● Material for this task
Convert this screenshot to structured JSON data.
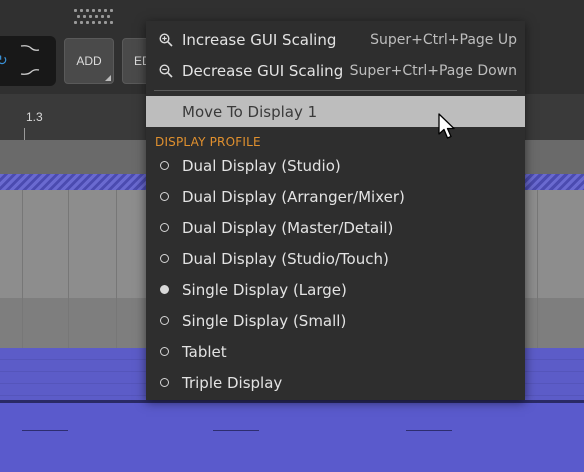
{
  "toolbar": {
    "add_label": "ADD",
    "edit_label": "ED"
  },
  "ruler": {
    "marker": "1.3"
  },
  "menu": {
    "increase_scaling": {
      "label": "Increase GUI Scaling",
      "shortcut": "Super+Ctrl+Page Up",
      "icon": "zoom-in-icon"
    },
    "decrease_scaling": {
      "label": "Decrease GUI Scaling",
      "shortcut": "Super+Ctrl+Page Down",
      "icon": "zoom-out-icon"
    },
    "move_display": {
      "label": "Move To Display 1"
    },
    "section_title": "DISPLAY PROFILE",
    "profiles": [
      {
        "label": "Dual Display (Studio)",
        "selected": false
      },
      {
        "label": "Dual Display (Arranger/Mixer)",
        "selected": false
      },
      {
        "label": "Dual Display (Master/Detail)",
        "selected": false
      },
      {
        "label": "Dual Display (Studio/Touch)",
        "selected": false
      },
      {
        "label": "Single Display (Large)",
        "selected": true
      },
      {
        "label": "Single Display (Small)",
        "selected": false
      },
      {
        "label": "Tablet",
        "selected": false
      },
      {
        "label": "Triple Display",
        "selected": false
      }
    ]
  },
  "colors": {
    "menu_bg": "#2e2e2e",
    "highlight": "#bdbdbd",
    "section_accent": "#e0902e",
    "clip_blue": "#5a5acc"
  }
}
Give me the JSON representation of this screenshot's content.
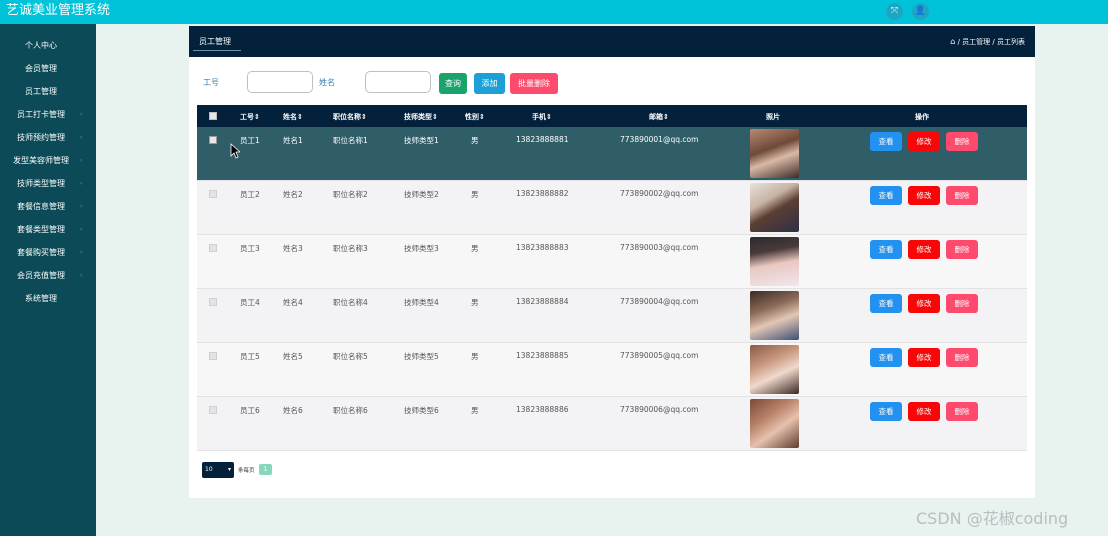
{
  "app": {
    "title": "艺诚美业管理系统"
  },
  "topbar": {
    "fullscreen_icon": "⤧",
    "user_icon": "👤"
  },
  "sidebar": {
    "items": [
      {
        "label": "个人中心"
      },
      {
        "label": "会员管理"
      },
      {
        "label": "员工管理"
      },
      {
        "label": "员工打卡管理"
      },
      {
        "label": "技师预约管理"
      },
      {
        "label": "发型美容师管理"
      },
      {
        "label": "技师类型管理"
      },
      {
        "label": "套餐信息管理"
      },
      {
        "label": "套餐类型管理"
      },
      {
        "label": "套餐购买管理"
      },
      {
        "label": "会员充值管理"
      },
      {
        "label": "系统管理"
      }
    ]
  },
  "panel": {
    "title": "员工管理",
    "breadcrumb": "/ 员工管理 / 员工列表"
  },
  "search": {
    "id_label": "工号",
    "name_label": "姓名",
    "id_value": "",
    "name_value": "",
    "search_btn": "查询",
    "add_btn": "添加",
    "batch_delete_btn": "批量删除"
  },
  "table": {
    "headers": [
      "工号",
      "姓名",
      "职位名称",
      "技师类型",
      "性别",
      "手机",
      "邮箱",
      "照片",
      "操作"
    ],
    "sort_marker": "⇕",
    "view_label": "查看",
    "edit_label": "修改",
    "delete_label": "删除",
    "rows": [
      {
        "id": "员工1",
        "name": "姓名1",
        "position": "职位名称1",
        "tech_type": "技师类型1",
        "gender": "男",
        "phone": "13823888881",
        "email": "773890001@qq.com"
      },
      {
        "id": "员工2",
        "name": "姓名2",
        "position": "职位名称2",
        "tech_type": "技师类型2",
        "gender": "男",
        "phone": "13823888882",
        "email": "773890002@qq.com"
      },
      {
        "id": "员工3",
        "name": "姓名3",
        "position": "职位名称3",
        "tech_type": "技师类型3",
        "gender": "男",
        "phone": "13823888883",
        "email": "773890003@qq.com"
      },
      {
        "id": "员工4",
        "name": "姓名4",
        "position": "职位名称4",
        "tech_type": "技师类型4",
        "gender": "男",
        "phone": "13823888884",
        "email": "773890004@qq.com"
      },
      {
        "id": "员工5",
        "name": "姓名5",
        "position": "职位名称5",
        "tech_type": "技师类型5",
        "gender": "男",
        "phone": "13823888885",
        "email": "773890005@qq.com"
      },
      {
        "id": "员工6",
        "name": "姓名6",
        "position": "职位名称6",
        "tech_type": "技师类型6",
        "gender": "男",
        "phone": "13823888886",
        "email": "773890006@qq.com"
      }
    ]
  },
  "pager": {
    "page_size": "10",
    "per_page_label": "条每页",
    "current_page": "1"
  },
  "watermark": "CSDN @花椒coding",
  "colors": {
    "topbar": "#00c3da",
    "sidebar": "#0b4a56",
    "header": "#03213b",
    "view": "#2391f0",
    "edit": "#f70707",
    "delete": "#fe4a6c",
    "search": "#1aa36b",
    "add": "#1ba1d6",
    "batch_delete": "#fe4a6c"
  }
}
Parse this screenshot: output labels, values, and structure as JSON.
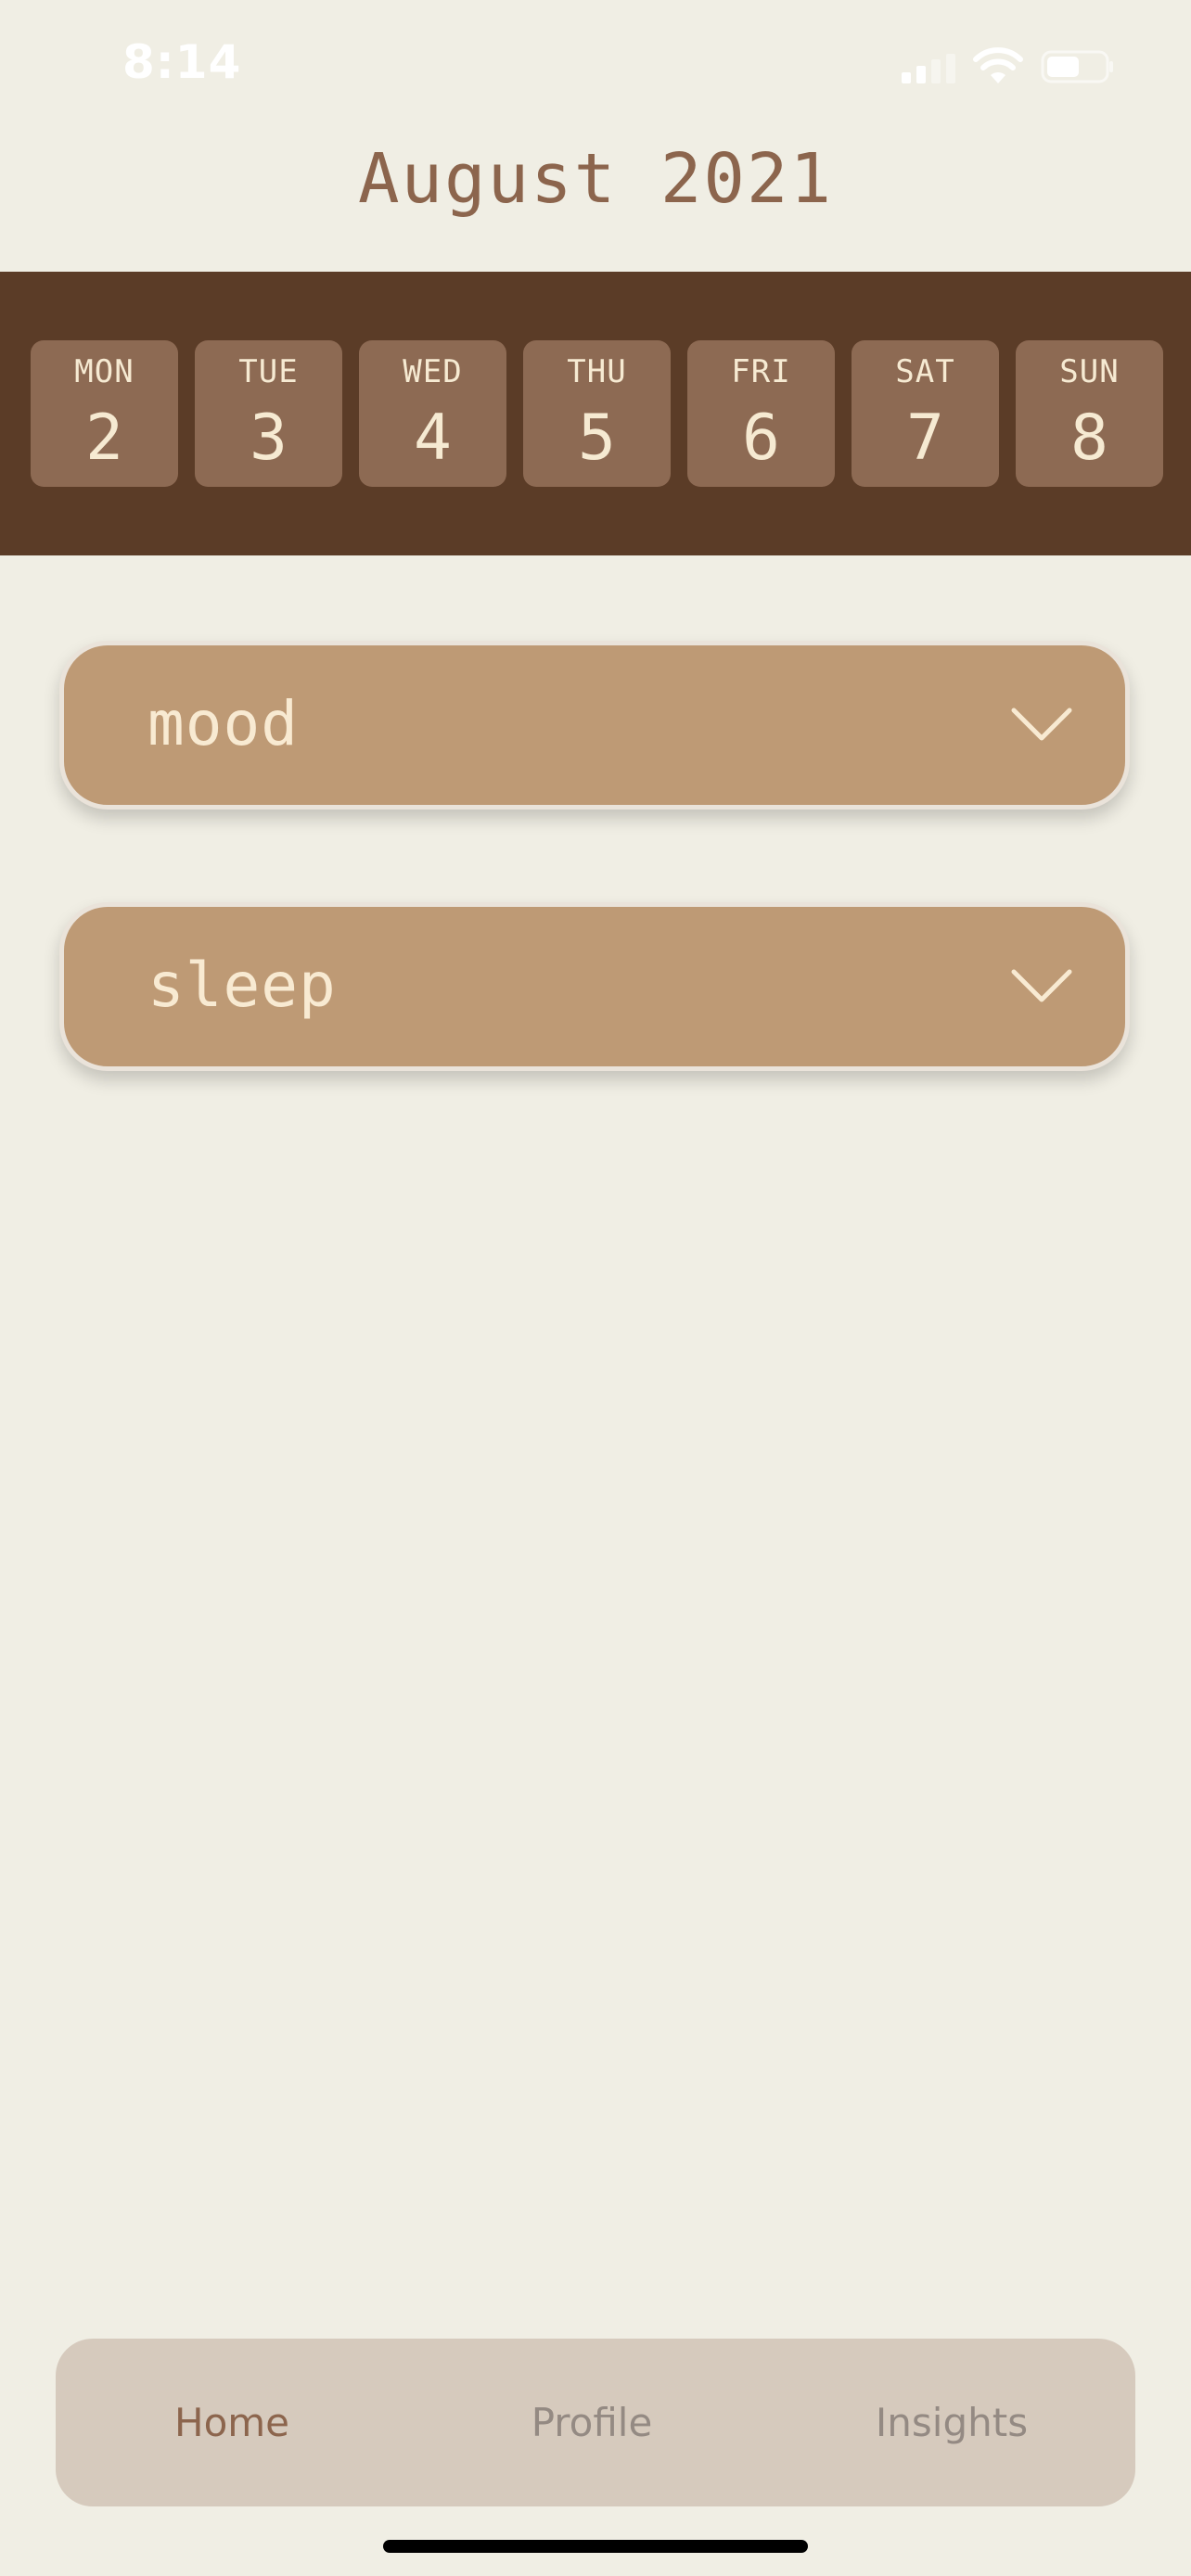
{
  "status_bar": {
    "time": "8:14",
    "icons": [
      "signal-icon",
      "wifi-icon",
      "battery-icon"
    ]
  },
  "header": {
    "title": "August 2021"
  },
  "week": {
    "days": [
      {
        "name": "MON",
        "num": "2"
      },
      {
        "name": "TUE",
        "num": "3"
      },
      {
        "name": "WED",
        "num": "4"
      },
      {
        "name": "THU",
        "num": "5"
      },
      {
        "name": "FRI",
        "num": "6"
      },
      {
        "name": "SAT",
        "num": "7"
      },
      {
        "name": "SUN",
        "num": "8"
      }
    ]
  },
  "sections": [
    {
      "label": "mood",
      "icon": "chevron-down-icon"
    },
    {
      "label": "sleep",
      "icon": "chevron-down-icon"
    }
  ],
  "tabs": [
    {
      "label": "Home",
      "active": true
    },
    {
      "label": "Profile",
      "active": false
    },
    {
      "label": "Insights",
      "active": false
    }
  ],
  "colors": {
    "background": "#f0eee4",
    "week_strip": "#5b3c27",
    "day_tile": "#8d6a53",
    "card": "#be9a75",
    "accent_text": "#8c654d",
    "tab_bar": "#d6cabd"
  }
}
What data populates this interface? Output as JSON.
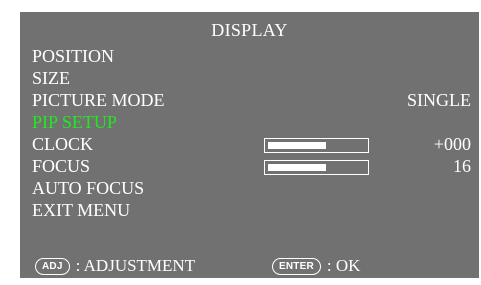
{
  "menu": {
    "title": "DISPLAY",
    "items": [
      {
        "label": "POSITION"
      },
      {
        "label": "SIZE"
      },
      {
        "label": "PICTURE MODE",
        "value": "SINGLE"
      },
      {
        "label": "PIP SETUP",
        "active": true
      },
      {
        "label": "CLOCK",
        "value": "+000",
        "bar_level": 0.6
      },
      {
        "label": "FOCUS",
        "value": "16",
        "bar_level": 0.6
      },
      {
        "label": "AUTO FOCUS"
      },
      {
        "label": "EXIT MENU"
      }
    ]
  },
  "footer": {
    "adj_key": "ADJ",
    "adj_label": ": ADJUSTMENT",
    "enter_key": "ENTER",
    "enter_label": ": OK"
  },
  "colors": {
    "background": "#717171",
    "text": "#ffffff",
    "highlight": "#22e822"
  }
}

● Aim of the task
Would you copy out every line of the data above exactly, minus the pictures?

● Exercise answer
Convert this screenshot to structured JSON data.
{
  "toolbar": {
    "add_label": "ADD",
    "edit_label": "ED"
  },
  "ruler": {
    "marker": "1.3"
  },
  "menu": {
    "increase_scaling": {
      "label": "Increase GUI Scaling",
      "shortcut": "Super+Ctrl+Page Up",
      "icon": "zoom-in-icon"
    },
    "decrease_scaling": {
      "label": "Decrease GUI Scaling",
      "shortcut": "Super+Ctrl+Page Down",
      "icon": "zoom-out-icon"
    },
    "move_display": {
      "label": "Move To Display 1"
    },
    "section_title": "DISPLAY PROFILE",
    "profiles": [
      {
        "label": "Dual Display (Studio)",
        "selected": false
      },
      {
        "label": "Dual Display (Arranger/Mixer)",
        "selected": false
      },
      {
        "label": "Dual Display (Master/Detail)",
        "selected": false
      },
      {
        "label": "Dual Display (Studio/Touch)",
        "selected": false
      },
      {
        "label": "Single Display (Large)",
        "selected": true
      },
      {
        "label": "Single Display (Small)",
        "selected": false
      },
      {
        "label": "Tablet",
        "selected": false
      },
      {
        "label": "Triple Display",
        "selected": false
      }
    ]
  },
  "colors": {
    "menu_bg": "#2e2e2e",
    "highlight": "#bdbdbd",
    "section_accent": "#e0902e",
    "clip_blue": "#5a5acc"
  }
}
Give me the JSON representation of this screenshot's content.
{
  "app": {
    "title": "艺诚美业管理系统"
  },
  "topbar": {
    "fullscreen_icon": "⤧",
    "user_icon": "👤"
  },
  "sidebar": {
    "items": [
      {
        "label": "个人中心"
      },
      {
        "label": "会员管理"
      },
      {
        "label": "员工管理"
      },
      {
        "label": "员工打卡管理"
      },
      {
        "label": "技师预约管理"
      },
      {
        "label": "发型美容师管理"
      },
      {
        "label": "技师类型管理"
      },
      {
        "label": "套餐信息管理"
      },
      {
        "label": "套餐类型管理"
      },
      {
        "label": "套餐购买管理"
      },
      {
        "label": "会员充值管理"
      },
      {
        "label": "系统管理"
      }
    ]
  },
  "panel": {
    "title": "员工管理",
    "breadcrumb": "/ 员工管理 / 员工列表"
  },
  "search": {
    "id_label": "工号",
    "name_label": "姓名",
    "id_value": "",
    "name_value": "",
    "search_btn": "查询",
    "add_btn": "添加",
    "batch_delete_btn": "批量删除"
  },
  "table": {
    "headers": [
      "工号",
      "姓名",
      "职位名称",
      "技师类型",
      "性别",
      "手机",
      "邮箱",
      "照片",
      "操作"
    ],
    "sort_marker": "⇕",
    "view_label": "查看",
    "edit_label": "修改",
    "delete_label": "删除",
    "rows": [
      {
        "id": "员工1",
        "name": "姓名1",
        "position": "职位名称1",
        "tech_type": "技师类型1",
        "gender": "男",
        "phone": "13823888881",
        "email": "773890001@qq.com"
      },
      {
        "id": "员工2",
        "name": "姓名2",
        "position": "职位名称2",
        "tech_type": "技师类型2",
        "gender": "男",
        "phone": "13823888882",
        "email": "773890002@qq.com"
      },
      {
        "id": "员工3",
        "name": "姓名3",
        "position": "职位名称3",
        "tech_type": "技师类型3",
        "gender": "男",
        "phone": "13823888883",
        "email": "773890003@qq.com"
      },
      {
        "id": "员工4",
        "name": "姓名4",
        "position": "职位名称4",
        "tech_type": "技师类型4",
        "gender": "男",
        "phone": "13823888884",
        "email": "773890004@qq.com"
      },
      {
        "id": "员工5",
        "name": "姓名5",
        "position": "职位名称5",
        "tech_type": "技师类型5",
        "gender": "男",
        "phone": "13823888885",
        "email": "773890005@qq.com"
      },
      {
        "id": "员工6",
        "name": "姓名6",
        "position": "职位名称6",
        "tech_type": "技师类型6",
        "gender": "男",
        "phone": "13823888886",
        "email": "773890006@qq.com"
      }
    ]
  },
  "pager": {
    "page_size": "10",
    "per_page_label": "条每页",
    "current_page": "1"
  },
  "watermark": "CSDN @花椒coding",
  "colors": {
    "topbar": "#00c3da",
    "sidebar": "#0b4a56",
    "header": "#03213b",
    "view": "#2391f0",
    "edit": "#f70707",
    "delete": "#fe4a6c",
    "search": "#1aa36b",
    "add": "#1ba1d6",
    "batch_delete": "#fe4a6c"
  }
}
Parse this screenshot: output labels, values, and structure as JSON.
{
  "status_bar": {
    "time": "8:14",
    "icons": [
      "signal-icon",
      "wifi-icon",
      "battery-icon"
    ]
  },
  "header": {
    "title": "August 2021"
  },
  "week": {
    "days": [
      {
        "name": "MON",
        "num": "2"
      },
      {
        "name": "TUE",
        "num": "3"
      },
      {
        "name": "WED",
        "num": "4"
      },
      {
        "name": "THU",
        "num": "5"
      },
      {
        "name": "FRI",
        "num": "6"
      },
      {
        "name": "SAT",
        "num": "7"
      },
      {
        "name": "SUN",
        "num": "8"
      }
    ]
  },
  "sections": [
    {
      "label": "mood",
      "icon": "chevron-down-icon"
    },
    {
      "label": "sleep",
      "icon": "chevron-down-icon"
    }
  ],
  "tabs": [
    {
      "label": "Home",
      "active": true
    },
    {
      "label": "Profile",
      "active": false
    },
    {
      "label": "Insights",
      "active": false
    }
  ],
  "colors": {
    "background": "#f0eee4",
    "week_strip": "#5b3c27",
    "day_tile": "#8d6a53",
    "card": "#be9a75",
    "accent_text": "#8c654d",
    "tab_bar": "#d6cabd"
  }
}
What data populates this interface? Output as JSON.
{
  "menu": {
    "title": "DISPLAY",
    "items": [
      {
        "label": "POSITION"
      },
      {
        "label": "SIZE"
      },
      {
        "label": "PICTURE MODE",
        "value": "SINGLE"
      },
      {
        "label": "PIP SETUP",
        "active": true
      },
      {
        "label": "CLOCK",
        "value": "+000",
        "bar_level": 0.6
      },
      {
        "label": "FOCUS",
        "value": "16",
        "bar_level": 0.6
      },
      {
        "label": "AUTO FOCUS"
      },
      {
        "label": "EXIT MENU"
      }
    ]
  },
  "footer": {
    "adj_key": "ADJ",
    "adj_label": ": ADJUSTMENT",
    "enter_key": "ENTER",
    "enter_label": ": OK"
  },
  "colors": {
    "background": "#717171",
    "text": "#ffffff",
    "highlight": "#22e822"
  }
}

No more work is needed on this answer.